|Keywords:||Higher education ; Sub Saharan Africa studies|
|Full text PDF:||http://hdl.handle.net/10315/28180|

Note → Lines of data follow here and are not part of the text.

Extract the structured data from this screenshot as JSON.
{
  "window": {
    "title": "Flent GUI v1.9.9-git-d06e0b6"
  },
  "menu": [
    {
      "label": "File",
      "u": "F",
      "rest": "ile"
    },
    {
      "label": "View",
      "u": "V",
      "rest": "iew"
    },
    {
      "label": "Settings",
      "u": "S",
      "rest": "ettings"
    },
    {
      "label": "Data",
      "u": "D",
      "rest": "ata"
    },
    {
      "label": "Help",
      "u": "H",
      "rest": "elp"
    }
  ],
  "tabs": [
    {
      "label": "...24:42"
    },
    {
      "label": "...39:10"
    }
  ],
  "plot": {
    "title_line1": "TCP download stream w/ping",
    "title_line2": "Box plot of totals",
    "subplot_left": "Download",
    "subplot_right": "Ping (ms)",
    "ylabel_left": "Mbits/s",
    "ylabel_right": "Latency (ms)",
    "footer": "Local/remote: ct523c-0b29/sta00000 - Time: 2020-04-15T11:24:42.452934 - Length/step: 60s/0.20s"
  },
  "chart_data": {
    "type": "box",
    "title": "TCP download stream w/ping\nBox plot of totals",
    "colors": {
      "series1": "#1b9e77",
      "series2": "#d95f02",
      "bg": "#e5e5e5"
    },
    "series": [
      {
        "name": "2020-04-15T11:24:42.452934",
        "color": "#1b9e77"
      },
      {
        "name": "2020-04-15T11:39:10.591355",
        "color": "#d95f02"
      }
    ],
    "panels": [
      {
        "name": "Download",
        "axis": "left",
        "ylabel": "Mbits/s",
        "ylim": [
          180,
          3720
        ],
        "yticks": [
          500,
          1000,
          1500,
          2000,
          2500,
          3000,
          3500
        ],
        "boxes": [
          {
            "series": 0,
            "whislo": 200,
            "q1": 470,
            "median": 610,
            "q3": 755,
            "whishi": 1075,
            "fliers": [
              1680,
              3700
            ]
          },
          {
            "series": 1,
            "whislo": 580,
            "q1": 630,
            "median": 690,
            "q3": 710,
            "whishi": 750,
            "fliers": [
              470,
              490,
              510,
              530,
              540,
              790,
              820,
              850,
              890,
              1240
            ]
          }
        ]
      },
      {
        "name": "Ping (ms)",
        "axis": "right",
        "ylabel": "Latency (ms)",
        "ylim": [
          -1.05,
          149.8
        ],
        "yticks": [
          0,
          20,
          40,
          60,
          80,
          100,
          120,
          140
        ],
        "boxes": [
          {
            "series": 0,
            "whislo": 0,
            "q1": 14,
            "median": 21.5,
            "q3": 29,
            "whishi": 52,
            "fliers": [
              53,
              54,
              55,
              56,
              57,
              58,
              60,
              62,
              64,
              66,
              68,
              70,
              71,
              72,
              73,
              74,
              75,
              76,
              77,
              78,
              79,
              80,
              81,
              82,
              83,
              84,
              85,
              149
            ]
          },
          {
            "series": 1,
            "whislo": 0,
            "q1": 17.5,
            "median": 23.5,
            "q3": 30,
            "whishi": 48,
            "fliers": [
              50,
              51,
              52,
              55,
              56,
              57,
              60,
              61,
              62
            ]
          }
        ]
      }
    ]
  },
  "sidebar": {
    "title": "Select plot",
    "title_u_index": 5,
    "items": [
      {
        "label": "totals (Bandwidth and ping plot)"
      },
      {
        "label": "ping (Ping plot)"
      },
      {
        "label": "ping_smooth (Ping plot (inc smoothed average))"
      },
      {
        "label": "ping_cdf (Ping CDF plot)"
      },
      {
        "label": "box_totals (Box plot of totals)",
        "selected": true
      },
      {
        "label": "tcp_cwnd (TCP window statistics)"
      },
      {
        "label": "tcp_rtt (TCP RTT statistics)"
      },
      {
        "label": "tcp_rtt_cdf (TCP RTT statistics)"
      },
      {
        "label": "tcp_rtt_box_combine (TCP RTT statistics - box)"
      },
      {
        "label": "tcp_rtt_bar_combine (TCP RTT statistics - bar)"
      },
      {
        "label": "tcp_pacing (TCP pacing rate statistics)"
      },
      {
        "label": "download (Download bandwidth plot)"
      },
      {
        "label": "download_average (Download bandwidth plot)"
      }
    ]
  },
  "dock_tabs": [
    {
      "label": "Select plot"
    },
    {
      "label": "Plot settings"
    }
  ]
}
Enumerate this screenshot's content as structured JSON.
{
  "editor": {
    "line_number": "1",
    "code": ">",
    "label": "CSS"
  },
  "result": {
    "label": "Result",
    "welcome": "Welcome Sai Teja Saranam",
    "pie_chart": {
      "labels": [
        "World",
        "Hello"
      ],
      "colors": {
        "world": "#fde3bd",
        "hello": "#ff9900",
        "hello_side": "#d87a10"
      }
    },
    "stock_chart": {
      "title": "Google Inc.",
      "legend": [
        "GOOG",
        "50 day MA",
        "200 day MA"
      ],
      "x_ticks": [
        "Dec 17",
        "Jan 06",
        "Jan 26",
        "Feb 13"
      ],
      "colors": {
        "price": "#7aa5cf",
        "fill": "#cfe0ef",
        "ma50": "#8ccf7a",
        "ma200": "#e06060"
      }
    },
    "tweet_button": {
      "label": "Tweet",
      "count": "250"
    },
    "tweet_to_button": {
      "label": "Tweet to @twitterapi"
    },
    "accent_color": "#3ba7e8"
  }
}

Against a backdrop of increasingly protracted refugee situations worldwide and on the continent of Africa in particular, education is imperative to facilitate the ability of displaced persons to voice their concerns and ambitions. Drawing on fieldwork carried out in Dzaleka Refugee camp in Malawi during Summer 2013, this thesis adopts an Afro-centered approach to studying the relationship between education and development. Utilizing oral histories and interviews, it explores educational access, the displacement of young people and their desire for higher education. This desire is linked to first, a self-realization that is expressed as control over their lives in a context of heightened uncertainty and second, an increased potential to contribute to the current betterment of their own and their families’ lives. Despite increasingly protracted situations for refugees and mixed migrants in Malawi, it is extremely difficult to find cartographic evidence of Dzaleka’s existence amongst other documentation of forced migration in the region. This thesis works collaboratively with refugee youth narrators to bring visibility to the place they live. Moreover, this work contributes to the view that those described as refugees in protracted refugee situations can contribute to a discursive and structural shift by ‘self-authoring’ their own development. Access to higher education is recognized as one of the key ways to enable and support this shift.